Women can also enroll in the postpartum program without having participated in the pregnancy support. Johnson says women will receive new education messages each week throughout their pregnancy and postpartum.
“I think the education that we provide those moms during their pregnancy is awesome because it's getting them ready to deliver their baby. So, helping them think about things like how they want to feed their baby, birth plan, pain management for their delivery, things of that nature.”
Connecting women to mental health support
The CDC study found mental health issues were among the preventable, pregnancy-related conditions that lead to higher mortality rates. Johnson says that’s why the program offers depression screening upon enrollment in the pregnancy program, and when they deliver, they have the option to enroll in the postpartum portion. For postpartum support, they can indicate the type of support they need, such as selecting whether they delivered vaginally or via C-section or if they require information on infant care.
Even though women are screened for depression in the hospital after they give birth, it’s often six weeks before they have a follow-up appointment. Johnson says that’s sometimes too late, and women too often suffer in silence.
“So, we will be screening her right upon enrollment into the postpartum loop.

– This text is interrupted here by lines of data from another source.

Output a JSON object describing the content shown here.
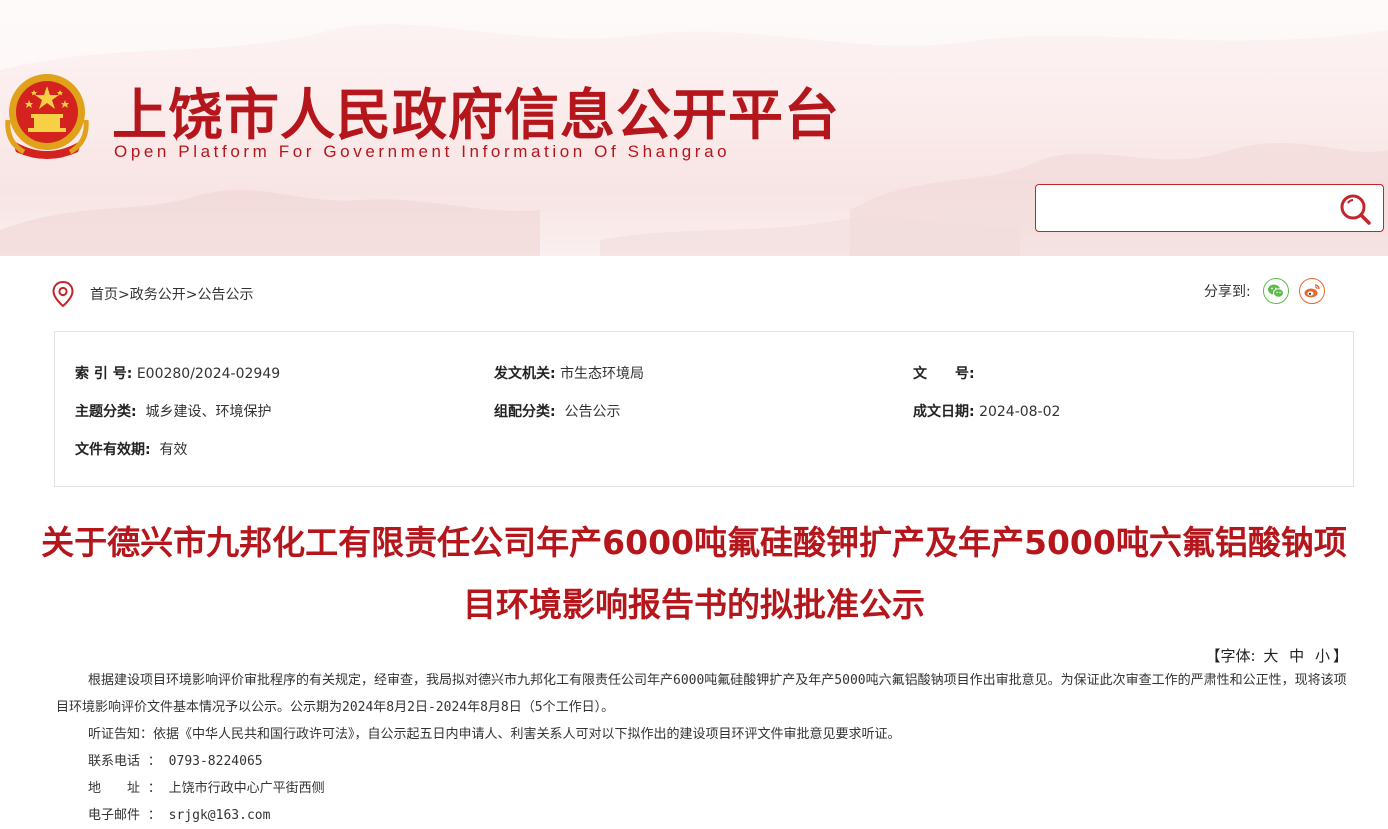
{
  "header": {
    "site_title": "上饶市人民政府信息公开平台",
    "site_subtitle": "Open Platform For Government Information Of Shangrao",
    "search": {
      "placeholder": "",
      "value": ""
    },
    "accent_color": "#b5161c"
  },
  "breadcrumb": {
    "items": [
      "首页",
      "政务公开",
      "公告公示"
    ],
    "separator": ">"
  },
  "share": {
    "label": "分享到:",
    "targets": [
      "wechat-icon",
      "weibo-icon"
    ]
  },
  "meta": {
    "index_no": {
      "label": "索 引 号:",
      "value": "E00280/2024-02949"
    },
    "issuer": {
      "label": "发文机关:",
      "value": "市生态环境局"
    },
    "doc_no": {
      "label": "文　　号:",
      "value": ""
    },
    "topic": {
      "label": "主题分类:",
      "value": "城乡建设、环境保护"
    },
    "category": {
      "label": "组配分类:",
      "value": "公告公示"
    },
    "date": {
      "label": "成文日期:",
      "value": "2024-08-02"
    },
    "validity": {
      "label": "文件有效期:",
      "value": "有效"
    }
  },
  "article": {
    "title": "关于德兴市九邦化工有限责任公司年产6000吨氟硅酸钾扩产及年产5000吨六氟铝酸钠项目环境影响报告书的拟批准公示",
    "font_size_control": {
      "prefix": "【字体:",
      "large": "大",
      "medium": "中",
      "small": "小",
      "suffix": "】"
    },
    "paragraphs": [
      "根据建设项目环境影响评价审批程序的有关规定，经审查，我局拟对德兴市九邦化工有限责任公司年产6000吨氟硅酸钾扩产及年产5000吨六氟铝酸钠项目作出审批意见。为保证此次审查工作的严肃性和公正性，现将该项目环境影响评价文件基本情况予以公示。公示期为2024年8月2日-2024年8月8日（5个工作日）。",
      "听证告知：依据《中华人民共和国行政许可法》，自公示起五日内申请人、利害关系人可对以下拟作出的建设项目环评文件审批意见要求听证。"
    ],
    "contacts": [
      {
        "label": "联系电话",
        "value": "0793-8224065"
      },
      {
        "label": "地　　址",
        "value": "上饶市行政中心广平街西侧"
      },
      {
        "label": "电子邮件",
        "value": "srjgk@163.com"
      }
    ]
  }
}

And then we'll do a two-or three-week check-in to make sure emotions are doing okay. There is such a huge change in emotions postpartum with the changes in your hormones and bringing a baby home plus the sleep deprivation. So, we want to be there to support them in that initial six weeks before they see their provider.”
A patient named Jane enrolled and indicated she suffered from untreated postpartum depression after her first child, which is a risk factor she could experience that with another pregnancy. Jane had messaged regularly after delivering her second child, and by her third week, made contact and told the OSF OnCall nurse she had worsening depression to the point she had suicidal and homicidal thoughts. The woman was taken to a local hospital to get help, and remained calm while waiting for the ambulance because of the connection and trust she felt with a nurse she had had regular contact with through the program.
The OSF OnCall Connect pregnancy and postpartum initiative also screens for social determinants of health – all those factors outside of a medical office, such as food insecurity, financial struggles, housing and transportation challenges, to fill the gaps that could contribute to the woman’s health and the health of their baby. Johnson shares there are common struggles.
“I think what we're seeing mostly is patients who are struggling with transportation to get to their actual OB provider appointments, so we are able to align transportation for them in most cases. Just this past weekend, we had a patient that had no car but needed a prescription. So, we aligned her with a pharmacy that delivered those medications directly to her door.”
Women with Medicaid insurance enrolled in the program have the option of being connected with a digitally-enabled community health worker who can help them navigate ongoing support from community-based organizations. Translation services are part of the support provided to make sure women get the medical care and outside resources that can help meet their social service needs met.
Video clips with Kate Johnson, clinical supervisor of Digital Care, OSF OnCall Connect
Join host Shelli Dankoff for this Health Accelerated podcast as she explores how OSF HealthCare is using remote patient monitoring to save lives of pregnant women and their babies. Joining her for the discussion are Kate Johnson, Supervisor of Clinical Digital Care and Kara Roat, Digital Patient Care Manager for OSF OnCall. If you want to learn more about this program – or know someone who might benefit from it – go to intake.osfoncall.org/ or call (844) 381-3603.